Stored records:
=====
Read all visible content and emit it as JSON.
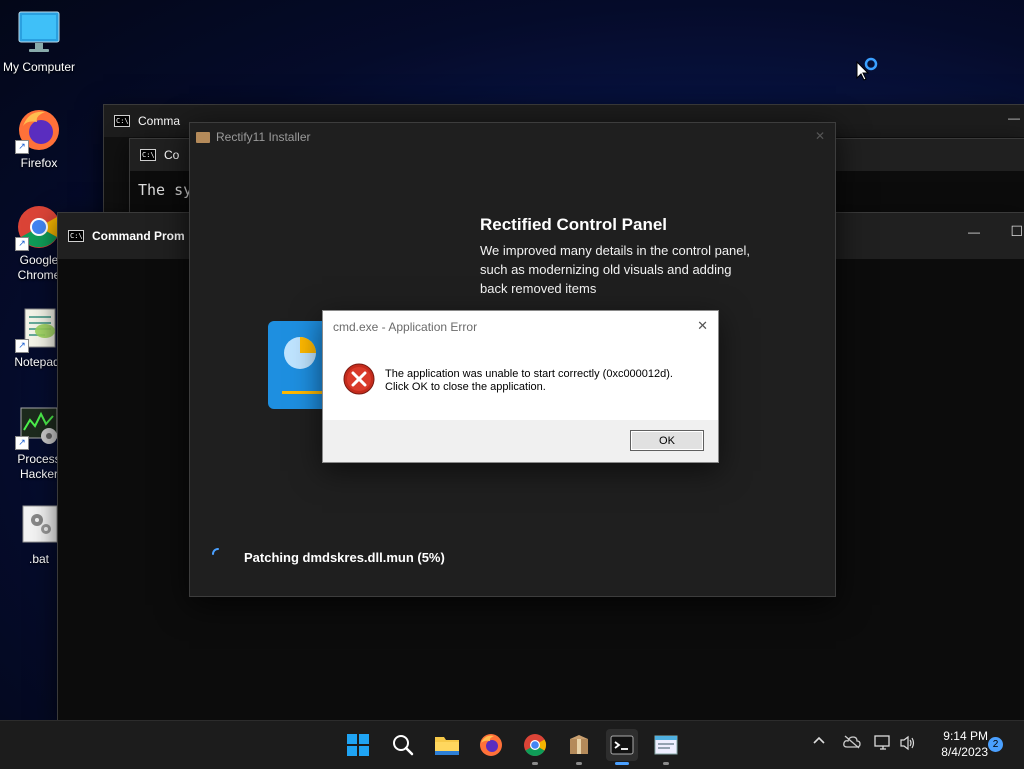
{
  "desktop": {
    "icons": [
      {
        "label": "My Computer"
      },
      {
        "label": "Firefox"
      },
      {
        "label_line1": "Google",
        "label_line2": "Chrome"
      },
      {
        "label": "Notepad-"
      },
      {
        "label_line1": "Process",
        "label_line2": "Hacker"
      },
      {
        "label": ".bat"
      }
    ]
  },
  "windows": {
    "cmd_back": {
      "title": "Comma"
    },
    "cmd_middle": {
      "title": "Co",
      "body_text": "The sy"
    },
    "cmd_front": {
      "title": "Command Prom"
    }
  },
  "installer": {
    "title": "Rectify11 Installer",
    "feature_heading": "Rectified Control Panel",
    "feature_description": "We improved many details in the control panel, such as modernizing old visuals and adding back removed items",
    "status": "Patching dmdskres.dll.mun (5%)",
    "progress_percent": 5
  },
  "dialog": {
    "title": "cmd.exe - Application Error",
    "message_line1": "The application was unable to start correctly (0xc000012d).",
    "message_line2": "Click OK to close the application.",
    "ok_label": "OK",
    "close_glyph": "✕"
  },
  "taskbar": {
    "apps": [
      "start-icon",
      "search-icon",
      "file-explorer-icon",
      "firefox-icon",
      "chrome-icon",
      "installer-icon",
      "terminal-icon",
      "notepad-icon"
    ],
    "time": "9:14 PM",
    "date": "8/4/2023",
    "notification_count": "2"
  },
  "window_controls": {
    "minimize": "—",
    "maximize": "☐"
  },
  "colors": {
    "accent": "#0078d4",
    "error_red": "#c42b1c",
    "taskbar": "#1c1c1c"
  }
}
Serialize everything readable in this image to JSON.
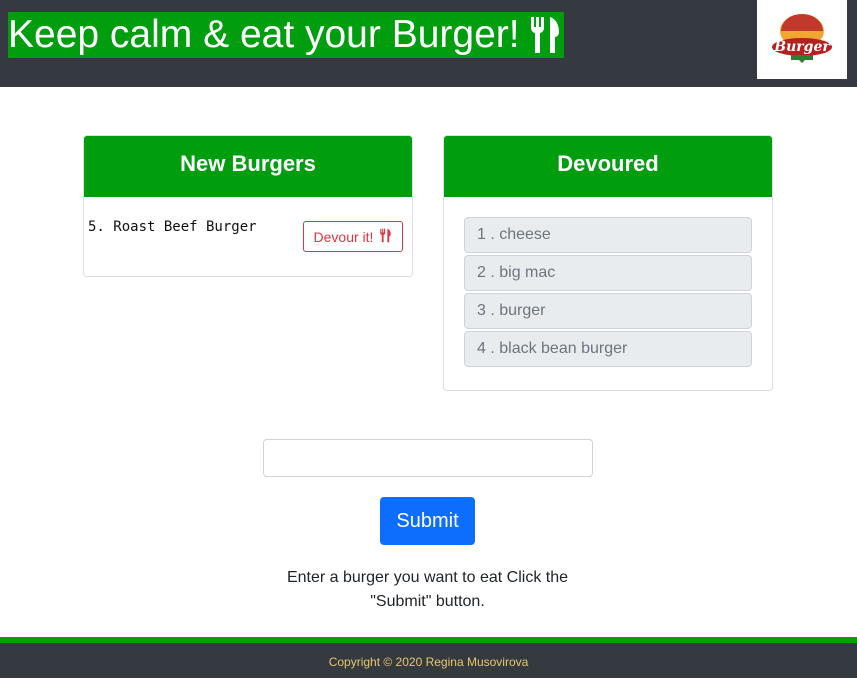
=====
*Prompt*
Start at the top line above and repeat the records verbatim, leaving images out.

*Result for this task*
Read all visible content and emit it as JSON.
{
  "desktop": {
    "icons": [
      {
        "label": "My Computer"
      },
      {
        "label": "Firefox"
      },
      {
        "label_line1": "Google",
        "label_line2": "Chrome"
      },
      {
        "label": "Notepad-"
      },
      {
        "label_line1": "Process",
        "label_line2": "Hacker"
      },
      {
        "label": ".bat"
      }
    ]
  },
  "windows": {
    "cmd_back": {
      "title": "Comma"
    },
    "cmd_middle": {
      "title": "Co",
      "body_text": "The sy"
    },
    "cmd_front": {
      "title": "Command Prom"
    }
  },
  "installer": {
    "title": "Rectify11 Installer",
    "feature_heading": "Rectified Control Panel",
    "feature_description": "We improved many details in the control panel, such as modernizing old visuals and adding back removed items",
    "status": "Patching dmdskres.dll.mun (5%)",
    "progress_percent": 5
  },
  "dialog": {
    "title": "cmd.exe - Application Error",
    "message_line1": "The application was unable to start correctly (0xc000012d).",
    "message_line2": "Click OK to close the application.",
    "ok_label": "OK",
    "close_glyph": "✕"
  },
  "taskbar": {
    "apps": [
      "start-icon",
      "search-icon",
      "file-explorer-icon",
      "firefox-icon",
      "chrome-icon",
      "installer-icon",
      "terminal-icon",
      "notepad-icon"
    ],
    "time": "9:14 PM",
    "date": "8/4/2023",
    "notification_count": "2"
  },
  "window_controls": {
    "minimize": "—",
    "maximize": "☐"
  },
  "colors": {
    "accent": "#0078d4",
    "error_red": "#c42b1c",
    "taskbar": "#1c1c1c"
  }
}
Serialize everything readable in this image to JSON.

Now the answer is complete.